      Take the example of MetalSite.com, which is owned by steel companies. The steel companies aren't getting "Amazoned" by a start-up but, rather, they are doing the "Amazoning" within their own industry.
    • 1999, "Amazon Expands", InternetWeek (789), 1999-11-15, p. 11
      Amazon.com may soon be "amazoning" a few more industries.
    • 2000, Bob Tedeschi, "E-Commerce Report: Web and catalog businesses are crossing into storefront territory, creating parallel avenues of retailing", The New York Times, 2000-11-20, p. C12
      Gone are the days when they agonized about being "Amazoned", or blind-sided by a dot-com ....
    • 2001, Saul Hansell, "Web Sales of Airline Tickets Are Making Hefty Advances", The New York Times, 2001-07-04, p. A1
      In other industries, established companies are pulling people and money away from their Internet operations, as their fear of being "Amazoned" by start-ups has subsided.
    • 2001, Steve Lohr, "Gearhead Nation: A Time Out for Technophilia", The New York Times, 2001-11-18, p. WK4
      Meanwhile, traditional companies would be obliterated "Amazoned" by Internet upstarts.
    • 2002, Scott Harris, "Roots in Israel, Head in Silicon Valley", The New York Times, 2002-06-30, p. B8
      "Everybody was afraid of getting Amazoned," Mr. Landan said. "They didn't want to get left behind."

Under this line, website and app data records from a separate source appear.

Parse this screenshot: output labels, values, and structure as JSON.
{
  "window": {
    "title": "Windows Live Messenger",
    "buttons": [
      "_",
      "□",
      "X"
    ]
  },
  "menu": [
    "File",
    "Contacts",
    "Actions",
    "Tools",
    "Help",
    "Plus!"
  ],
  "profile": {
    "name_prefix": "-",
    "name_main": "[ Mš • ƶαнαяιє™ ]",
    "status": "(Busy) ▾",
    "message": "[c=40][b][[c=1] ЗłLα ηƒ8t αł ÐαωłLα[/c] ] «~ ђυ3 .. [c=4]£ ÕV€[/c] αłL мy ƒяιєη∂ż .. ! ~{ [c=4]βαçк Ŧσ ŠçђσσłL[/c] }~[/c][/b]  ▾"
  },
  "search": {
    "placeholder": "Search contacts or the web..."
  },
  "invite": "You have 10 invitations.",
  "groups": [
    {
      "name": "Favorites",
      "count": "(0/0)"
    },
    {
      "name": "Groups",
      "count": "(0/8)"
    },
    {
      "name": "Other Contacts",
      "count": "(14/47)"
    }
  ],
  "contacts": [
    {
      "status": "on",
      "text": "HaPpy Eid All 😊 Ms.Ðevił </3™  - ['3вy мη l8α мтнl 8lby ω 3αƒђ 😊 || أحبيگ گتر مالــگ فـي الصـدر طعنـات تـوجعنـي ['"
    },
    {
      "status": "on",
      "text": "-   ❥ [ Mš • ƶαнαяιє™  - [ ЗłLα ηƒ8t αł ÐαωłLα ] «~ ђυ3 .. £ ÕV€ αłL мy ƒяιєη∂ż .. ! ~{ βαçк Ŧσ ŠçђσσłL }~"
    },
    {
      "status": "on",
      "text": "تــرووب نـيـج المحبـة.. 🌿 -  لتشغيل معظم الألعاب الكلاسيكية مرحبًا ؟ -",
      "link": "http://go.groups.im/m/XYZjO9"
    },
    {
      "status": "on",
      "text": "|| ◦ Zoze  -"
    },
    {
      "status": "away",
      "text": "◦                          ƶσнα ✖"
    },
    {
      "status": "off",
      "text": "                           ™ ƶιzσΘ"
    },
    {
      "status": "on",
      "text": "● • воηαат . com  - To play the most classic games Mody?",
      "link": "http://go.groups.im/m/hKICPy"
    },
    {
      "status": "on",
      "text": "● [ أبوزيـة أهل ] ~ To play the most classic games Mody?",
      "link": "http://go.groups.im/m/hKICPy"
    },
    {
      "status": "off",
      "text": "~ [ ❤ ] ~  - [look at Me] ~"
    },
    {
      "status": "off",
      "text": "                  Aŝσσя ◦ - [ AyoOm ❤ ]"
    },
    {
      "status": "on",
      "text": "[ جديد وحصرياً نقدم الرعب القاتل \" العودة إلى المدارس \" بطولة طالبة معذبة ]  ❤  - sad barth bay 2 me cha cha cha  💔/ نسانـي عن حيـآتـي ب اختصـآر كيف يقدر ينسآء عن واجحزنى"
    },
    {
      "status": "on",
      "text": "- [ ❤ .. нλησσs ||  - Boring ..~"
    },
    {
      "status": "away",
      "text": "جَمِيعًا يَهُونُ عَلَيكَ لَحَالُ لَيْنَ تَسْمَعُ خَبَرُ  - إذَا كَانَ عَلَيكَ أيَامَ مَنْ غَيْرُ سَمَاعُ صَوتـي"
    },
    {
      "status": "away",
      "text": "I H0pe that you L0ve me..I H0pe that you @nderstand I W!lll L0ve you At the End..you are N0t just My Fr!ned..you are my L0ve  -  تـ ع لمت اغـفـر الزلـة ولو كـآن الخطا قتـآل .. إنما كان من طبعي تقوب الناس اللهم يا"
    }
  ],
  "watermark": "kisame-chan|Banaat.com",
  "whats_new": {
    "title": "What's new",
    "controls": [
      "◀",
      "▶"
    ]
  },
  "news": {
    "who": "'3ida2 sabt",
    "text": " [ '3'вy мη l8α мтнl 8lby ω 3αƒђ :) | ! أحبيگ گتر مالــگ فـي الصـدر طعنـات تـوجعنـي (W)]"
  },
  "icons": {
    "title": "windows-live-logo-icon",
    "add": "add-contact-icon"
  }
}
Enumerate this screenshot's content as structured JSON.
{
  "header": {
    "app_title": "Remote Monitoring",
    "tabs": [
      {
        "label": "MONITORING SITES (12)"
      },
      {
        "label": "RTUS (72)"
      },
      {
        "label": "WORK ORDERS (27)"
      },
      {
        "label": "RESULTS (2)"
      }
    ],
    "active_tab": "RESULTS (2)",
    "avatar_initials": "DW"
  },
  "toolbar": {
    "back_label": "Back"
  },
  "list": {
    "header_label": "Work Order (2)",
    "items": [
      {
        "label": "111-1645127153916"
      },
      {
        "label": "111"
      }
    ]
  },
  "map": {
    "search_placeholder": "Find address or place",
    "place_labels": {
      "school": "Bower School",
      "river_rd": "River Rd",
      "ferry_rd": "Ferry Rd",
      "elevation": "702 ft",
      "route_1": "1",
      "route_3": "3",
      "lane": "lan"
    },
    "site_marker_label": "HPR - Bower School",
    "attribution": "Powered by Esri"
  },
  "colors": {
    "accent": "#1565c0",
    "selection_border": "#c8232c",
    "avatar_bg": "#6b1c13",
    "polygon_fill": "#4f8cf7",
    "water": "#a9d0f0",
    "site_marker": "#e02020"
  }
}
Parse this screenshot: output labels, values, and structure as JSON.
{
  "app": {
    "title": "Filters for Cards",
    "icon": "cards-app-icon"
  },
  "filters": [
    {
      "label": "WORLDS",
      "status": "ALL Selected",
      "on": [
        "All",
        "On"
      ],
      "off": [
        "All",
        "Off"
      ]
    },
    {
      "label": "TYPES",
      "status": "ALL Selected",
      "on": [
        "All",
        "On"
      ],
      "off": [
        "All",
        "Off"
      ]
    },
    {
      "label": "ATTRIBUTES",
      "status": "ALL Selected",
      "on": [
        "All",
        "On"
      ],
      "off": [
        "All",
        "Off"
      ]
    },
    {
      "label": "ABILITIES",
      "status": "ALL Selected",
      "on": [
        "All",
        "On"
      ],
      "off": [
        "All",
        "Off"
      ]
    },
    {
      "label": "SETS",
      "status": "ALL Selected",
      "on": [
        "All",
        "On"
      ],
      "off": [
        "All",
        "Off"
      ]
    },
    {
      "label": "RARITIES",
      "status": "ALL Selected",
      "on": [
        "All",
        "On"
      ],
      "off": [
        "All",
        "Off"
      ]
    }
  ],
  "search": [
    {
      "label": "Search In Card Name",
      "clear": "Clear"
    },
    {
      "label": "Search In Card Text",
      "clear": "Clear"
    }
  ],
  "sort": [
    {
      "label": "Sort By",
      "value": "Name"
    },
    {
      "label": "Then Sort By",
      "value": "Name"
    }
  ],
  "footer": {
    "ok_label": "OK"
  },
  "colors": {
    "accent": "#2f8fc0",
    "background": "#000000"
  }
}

References

  1. Ann Byers, Jeff Bezos: the founder of amazon.com, pp. 46-7, Rosen Publishing Group, 2007, ISBN 1-4042-0717-1

Japanese

Romanization

Amazon

  1. rōmaji reading of アマゾン

Latin

Pronunciation

  • (Classical) IPA(key): /aˈmaː.zon/, [aˈmaː.zõ]

Noun

Amāzon f (genitive Amāzonis); third declension

  1. an Amazon
  2. a female warrior

Inflection

Third declension.

Case Singular Plural
nominative Amāzon Amāzonēs
genitive Amāzonis Amāzonum
dative Amāzonī Amāzonibus
accusative Amāzonem Amāzonēs
ablative Amāzone Amāzonibus
vocative Amāzon Amāzonēs

References

amazon

amazon

See also: Amazon

English

Noun

amazon (plural amazons)

  1. A tall, strong, athletic woman.
    Although the evidence for real Amazons is thin, women athletes are often dubbed amazons.
  • For usage examples of this term, see Citations:amazon.

Related terms

Translations